Work instructions: State how many lines in the entries below include the string "JSON", and give nothing beyond that number.

Dataset records:
****************
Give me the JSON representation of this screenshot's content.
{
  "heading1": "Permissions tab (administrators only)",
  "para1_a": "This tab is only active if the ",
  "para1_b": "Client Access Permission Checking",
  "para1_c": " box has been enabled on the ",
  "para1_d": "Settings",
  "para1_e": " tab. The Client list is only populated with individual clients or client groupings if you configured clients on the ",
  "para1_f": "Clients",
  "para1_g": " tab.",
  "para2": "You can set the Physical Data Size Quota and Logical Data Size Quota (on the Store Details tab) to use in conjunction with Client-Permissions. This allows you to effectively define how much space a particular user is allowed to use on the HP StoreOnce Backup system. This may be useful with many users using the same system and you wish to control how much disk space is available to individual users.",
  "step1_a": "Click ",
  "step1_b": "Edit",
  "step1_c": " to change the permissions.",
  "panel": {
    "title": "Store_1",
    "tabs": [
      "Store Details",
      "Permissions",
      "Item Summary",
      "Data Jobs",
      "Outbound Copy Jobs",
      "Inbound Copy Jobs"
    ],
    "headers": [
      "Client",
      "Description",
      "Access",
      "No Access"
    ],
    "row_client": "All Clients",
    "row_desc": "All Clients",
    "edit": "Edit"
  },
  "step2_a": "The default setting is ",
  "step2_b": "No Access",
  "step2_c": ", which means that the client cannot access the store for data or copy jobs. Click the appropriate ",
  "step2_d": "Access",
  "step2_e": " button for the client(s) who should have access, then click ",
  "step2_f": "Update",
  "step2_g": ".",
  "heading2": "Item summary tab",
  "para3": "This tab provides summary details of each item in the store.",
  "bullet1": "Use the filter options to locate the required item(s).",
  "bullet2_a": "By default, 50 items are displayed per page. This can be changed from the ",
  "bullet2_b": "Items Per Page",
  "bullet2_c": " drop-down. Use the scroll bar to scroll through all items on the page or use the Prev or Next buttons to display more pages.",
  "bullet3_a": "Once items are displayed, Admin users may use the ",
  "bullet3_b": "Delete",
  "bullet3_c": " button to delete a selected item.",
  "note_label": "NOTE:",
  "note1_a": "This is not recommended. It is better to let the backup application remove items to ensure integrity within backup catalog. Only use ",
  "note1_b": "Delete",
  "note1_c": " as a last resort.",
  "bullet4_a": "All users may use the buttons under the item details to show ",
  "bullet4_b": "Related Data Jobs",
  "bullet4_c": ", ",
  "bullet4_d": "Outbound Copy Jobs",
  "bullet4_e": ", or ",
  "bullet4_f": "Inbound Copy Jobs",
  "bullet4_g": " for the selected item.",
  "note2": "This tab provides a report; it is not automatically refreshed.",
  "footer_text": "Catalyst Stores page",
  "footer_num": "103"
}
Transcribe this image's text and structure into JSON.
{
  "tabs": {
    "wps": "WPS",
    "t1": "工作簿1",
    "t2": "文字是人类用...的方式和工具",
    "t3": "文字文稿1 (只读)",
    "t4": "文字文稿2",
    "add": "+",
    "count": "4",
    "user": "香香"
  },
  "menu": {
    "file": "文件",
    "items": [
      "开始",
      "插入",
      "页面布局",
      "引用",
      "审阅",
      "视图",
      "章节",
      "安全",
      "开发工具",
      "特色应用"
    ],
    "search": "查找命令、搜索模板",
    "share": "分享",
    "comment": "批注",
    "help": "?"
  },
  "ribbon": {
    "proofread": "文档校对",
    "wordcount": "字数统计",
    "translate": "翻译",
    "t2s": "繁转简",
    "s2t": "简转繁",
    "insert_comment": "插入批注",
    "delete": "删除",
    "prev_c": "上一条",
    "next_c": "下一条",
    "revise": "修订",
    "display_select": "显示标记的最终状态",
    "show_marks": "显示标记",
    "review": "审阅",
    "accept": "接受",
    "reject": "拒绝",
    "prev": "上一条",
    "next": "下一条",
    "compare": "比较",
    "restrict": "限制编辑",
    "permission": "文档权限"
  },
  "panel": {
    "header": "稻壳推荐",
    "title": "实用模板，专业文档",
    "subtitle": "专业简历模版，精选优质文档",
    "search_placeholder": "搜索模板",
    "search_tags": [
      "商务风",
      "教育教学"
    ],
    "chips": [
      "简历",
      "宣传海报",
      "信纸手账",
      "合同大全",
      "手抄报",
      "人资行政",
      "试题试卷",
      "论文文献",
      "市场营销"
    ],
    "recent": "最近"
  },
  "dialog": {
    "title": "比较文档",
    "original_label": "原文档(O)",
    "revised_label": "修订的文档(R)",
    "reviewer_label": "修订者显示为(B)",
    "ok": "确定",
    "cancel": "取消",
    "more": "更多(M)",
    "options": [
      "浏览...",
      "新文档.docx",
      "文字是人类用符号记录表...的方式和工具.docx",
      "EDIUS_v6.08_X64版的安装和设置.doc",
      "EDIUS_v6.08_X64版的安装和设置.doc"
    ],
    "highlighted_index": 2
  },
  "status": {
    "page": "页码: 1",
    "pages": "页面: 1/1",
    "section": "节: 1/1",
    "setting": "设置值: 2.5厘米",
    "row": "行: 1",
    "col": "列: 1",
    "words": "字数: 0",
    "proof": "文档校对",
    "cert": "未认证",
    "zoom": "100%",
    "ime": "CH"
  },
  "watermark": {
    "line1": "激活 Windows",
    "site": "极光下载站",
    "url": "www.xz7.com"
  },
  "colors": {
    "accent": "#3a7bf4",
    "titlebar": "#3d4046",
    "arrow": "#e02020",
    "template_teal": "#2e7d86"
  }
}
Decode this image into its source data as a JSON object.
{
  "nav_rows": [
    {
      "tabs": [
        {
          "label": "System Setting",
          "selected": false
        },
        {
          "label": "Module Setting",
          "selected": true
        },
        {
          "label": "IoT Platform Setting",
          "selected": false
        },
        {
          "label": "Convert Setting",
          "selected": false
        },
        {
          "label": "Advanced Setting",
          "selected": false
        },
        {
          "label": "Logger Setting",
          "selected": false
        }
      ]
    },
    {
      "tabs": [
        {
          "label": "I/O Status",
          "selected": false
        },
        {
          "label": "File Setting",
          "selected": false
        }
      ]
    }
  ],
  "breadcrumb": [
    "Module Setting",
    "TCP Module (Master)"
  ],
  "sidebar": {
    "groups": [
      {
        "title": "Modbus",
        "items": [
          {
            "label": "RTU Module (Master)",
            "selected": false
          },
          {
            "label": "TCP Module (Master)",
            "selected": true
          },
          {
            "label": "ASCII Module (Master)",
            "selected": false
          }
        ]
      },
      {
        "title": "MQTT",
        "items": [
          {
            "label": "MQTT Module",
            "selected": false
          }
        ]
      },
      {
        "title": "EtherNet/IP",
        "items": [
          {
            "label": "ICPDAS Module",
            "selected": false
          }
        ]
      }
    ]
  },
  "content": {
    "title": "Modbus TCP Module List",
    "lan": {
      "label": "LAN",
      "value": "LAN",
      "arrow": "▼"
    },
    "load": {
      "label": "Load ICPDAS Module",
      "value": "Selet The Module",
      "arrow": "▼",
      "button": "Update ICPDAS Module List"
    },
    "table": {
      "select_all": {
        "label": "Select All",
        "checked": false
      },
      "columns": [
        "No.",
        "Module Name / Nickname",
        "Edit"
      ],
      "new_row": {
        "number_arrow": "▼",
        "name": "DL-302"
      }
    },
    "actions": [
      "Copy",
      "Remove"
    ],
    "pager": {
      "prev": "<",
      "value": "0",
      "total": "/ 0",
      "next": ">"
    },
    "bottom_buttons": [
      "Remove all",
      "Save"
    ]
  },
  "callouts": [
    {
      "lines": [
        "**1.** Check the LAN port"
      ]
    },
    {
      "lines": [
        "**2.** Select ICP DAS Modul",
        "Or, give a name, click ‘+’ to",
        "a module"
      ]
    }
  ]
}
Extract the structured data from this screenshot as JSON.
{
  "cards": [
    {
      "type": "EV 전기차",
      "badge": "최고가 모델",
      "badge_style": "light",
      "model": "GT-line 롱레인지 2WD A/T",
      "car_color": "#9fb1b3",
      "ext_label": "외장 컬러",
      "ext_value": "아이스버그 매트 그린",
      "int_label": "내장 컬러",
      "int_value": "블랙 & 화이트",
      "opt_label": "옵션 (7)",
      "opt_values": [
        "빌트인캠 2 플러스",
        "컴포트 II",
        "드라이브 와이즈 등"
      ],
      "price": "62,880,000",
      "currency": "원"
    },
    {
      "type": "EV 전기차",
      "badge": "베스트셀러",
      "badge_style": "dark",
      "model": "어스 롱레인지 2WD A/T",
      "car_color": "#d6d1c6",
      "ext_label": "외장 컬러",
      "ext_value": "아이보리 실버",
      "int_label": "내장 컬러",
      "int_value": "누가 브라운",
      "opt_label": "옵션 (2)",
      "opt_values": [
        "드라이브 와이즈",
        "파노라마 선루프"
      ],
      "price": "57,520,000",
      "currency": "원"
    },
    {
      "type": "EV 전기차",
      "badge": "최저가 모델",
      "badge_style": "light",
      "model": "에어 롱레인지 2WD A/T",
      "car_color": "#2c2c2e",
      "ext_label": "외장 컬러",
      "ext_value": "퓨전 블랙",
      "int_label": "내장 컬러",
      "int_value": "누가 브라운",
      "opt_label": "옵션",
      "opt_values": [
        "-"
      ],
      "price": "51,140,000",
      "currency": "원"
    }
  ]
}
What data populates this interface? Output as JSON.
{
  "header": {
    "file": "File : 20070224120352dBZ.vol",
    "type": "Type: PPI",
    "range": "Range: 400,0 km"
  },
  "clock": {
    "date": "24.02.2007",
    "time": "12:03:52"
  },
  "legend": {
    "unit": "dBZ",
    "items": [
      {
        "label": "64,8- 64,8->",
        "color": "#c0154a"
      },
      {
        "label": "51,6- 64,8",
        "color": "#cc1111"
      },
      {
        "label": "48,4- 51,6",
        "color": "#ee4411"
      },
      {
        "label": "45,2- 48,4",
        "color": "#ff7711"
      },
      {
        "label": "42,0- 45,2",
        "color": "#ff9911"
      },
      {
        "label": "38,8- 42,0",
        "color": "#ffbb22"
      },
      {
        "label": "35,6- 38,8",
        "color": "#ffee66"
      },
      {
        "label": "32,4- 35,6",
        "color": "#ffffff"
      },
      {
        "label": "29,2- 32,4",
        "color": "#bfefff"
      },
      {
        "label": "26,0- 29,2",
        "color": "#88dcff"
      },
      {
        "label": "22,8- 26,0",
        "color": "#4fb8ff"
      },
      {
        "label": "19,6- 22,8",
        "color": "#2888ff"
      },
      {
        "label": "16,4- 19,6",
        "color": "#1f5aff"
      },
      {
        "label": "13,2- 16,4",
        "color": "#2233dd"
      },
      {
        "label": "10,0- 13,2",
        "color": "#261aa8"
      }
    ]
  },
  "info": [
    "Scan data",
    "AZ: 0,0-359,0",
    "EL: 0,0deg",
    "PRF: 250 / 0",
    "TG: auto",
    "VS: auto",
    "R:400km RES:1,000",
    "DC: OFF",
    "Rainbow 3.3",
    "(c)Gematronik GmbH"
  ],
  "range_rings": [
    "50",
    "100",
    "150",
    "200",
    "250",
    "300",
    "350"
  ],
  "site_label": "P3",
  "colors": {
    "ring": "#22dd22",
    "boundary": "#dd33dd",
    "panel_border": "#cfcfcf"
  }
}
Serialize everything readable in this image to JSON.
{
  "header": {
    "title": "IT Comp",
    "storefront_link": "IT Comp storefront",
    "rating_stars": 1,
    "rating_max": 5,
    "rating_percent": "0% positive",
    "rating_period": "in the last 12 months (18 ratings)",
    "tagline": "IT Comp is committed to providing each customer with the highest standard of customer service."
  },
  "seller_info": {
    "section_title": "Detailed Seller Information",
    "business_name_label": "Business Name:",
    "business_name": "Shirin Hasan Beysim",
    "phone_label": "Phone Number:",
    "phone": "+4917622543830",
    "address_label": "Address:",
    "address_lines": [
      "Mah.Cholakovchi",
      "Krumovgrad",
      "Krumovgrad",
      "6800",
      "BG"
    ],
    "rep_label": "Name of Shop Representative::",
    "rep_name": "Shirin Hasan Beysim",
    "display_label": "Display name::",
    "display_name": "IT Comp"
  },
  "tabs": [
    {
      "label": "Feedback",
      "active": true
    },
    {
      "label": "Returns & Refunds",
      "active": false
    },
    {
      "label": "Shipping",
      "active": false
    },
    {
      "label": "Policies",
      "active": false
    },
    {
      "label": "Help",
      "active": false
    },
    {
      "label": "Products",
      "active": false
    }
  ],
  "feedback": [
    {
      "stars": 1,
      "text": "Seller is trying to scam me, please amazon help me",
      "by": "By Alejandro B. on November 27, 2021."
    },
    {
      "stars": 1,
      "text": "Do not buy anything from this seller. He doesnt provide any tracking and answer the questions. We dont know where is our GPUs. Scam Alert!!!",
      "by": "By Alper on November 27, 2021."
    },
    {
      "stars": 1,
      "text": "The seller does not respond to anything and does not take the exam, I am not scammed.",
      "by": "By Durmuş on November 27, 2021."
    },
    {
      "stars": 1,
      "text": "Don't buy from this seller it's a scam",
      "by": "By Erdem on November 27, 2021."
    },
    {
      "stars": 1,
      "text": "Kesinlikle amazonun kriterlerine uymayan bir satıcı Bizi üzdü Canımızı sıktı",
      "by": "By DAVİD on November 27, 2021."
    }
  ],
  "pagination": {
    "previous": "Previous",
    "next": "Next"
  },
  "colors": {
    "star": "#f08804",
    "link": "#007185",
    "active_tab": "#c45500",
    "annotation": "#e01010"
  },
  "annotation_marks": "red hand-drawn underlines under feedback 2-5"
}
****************
Response: 6